Key Question: Whether she will lay her political beliefs aside when she is deciding cases and decide those cases strictly based upon facts and the law of the case – Senator Jon Kyl
As the Supreme Court Confirmation Hearings of U.S. Solicitor General Elena Kagan draw near, the Senate Judiciary Committee (as well as the larger body of American citizenry) prepares to hear Kagan explain and defend her views on the full spectrum of American legal and social issues. Among the hot-button issues is one that is all too often overlooked: religious freedom.
Recently, Interfaith Alliance submitted list of questions on religious freedom to the Senate Judiciary Committee with the request that they be asked of Solicitor General Kagan during the hearings. Two struck me as especially important in today’s political climate:
- What role, if any, does your religious faith play in your judicial philosophy?
- Does the Internal Revenue Service have the legal and constitutional authority to revoke a house of worship’s tax-exempt status if that house of worship has engaged in improper political activities, such as making an official endorsement of a political candidate?
The first question, while very practical, also represents a level of respect and decorum with regard to Solicitor General Kagan and her personal views. It is important to know how she thinks of her own faith and how she sees that manifesting itself in her decision-making. Though her specific religious affiliation is unimportant, this question provides her the opportunity to defend her own right to religious freedom, and her integrity as a student of law.

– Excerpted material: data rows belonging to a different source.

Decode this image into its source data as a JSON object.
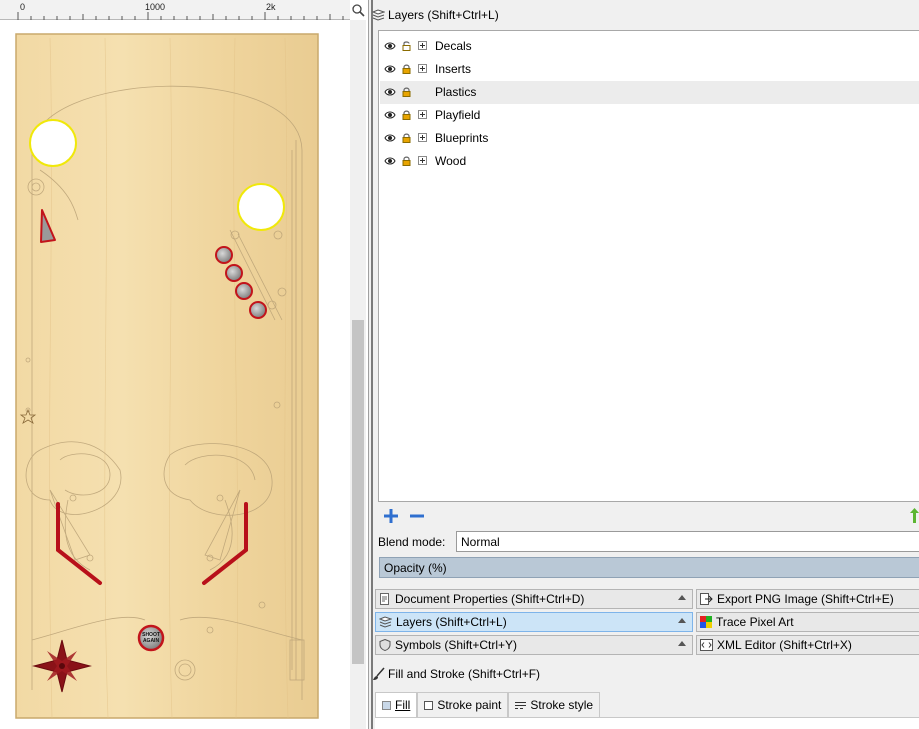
{
  "ruler": {
    "labels": [
      "0",
      "1000",
      "2k"
    ]
  },
  "layers_panel": {
    "title": "Layers (Shift+Ctrl+L)",
    "layers": [
      {
        "name": "Decals",
        "locked": false,
        "expandable": true,
        "selected": false
      },
      {
        "name": "Inserts",
        "locked": true,
        "expandable": true,
        "selected": false
      },
      {
        "name": "Plastics",
        "locked": true,
        "expandable": false,
        "selected": true
      },
      {
        "name": "Playfield",
        "locked": true,
        "expandable": true,
        "selected": false
      },
      {
        "name": "Blueprints",
        "locked": true,
        "expandable": true,
        "selected": false
      },
      {
        "name": "Wood",
        "locked": true,
        "expandable": true,
        "selected": false
      }
    ],
    "blend_label": "Blend mode:",
    "blend_value": "Normal",
    "opacity_label": "Opacity (%)"
  },
  "dock_tabs": {
    "doc_props": "Document Properties (Shift+Ctrl+D)",
    "export_png": "Export PNG Image (Shift+Ctrl+E)",
    "layers": "Layers (Shift+Ctrl+L)",
    "trace_pixel": "Trace Pixel Art",
    "symbols": "Symbols (Shift+Ctrl+Y)",
    "xml_editor": "XML Editor (Shift+Ctrl+X)"
  },
  "fill_stroke": {
    "title": "Fill and Stroke (Shift+Ctrl+F)",
    "tabs": [
      "Fill",
      "Stroke paint",
      "Stroke style"
    ]
  },
  "playfield": {
    "shoot_again": [
      "SHOOT",
      "AGAIN"
    ]
  },
  "colors": {
    "wood": "#f0d7a0",
    "wood_edge": "#c9a96c",
    "accent_red": "#c2141b",
    "highlight_yellow": "#f0e80a",
    "selected_tab": "#cce4f7",
    "opacity_bar": "#b9c8d6"
  }
}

Interfaith Alliance also joined the Religious Action Center (and 19 other organizations concerned with the preservation of the boundaries between institutions of religion and government) in submitting additional questions. Though the questions address the same general topics, they are slightly different in their rhetoric. For the full text of our coalition’s letter, please click here.
Among the topics raised is the issue of Elena Kagan’s personal understanding of both the Free Exercise and Establishment Clauses of the First Amendment and the issue of government funding of faith-based social service providers. This line of questioning stems in part from comments she made during her Confirmation Hearing for Solicitor General, where she referred to religious organizations as “different” with regard to government funding (as cited in the coalition letter).
These are the types of issues that Elena Kagan will undoubtedly face should she be confirmed to the United States Supreme Court. I hope that the Senate Judiciary Committee will recognize the importance of the debate over religious freedom in the coming weeks.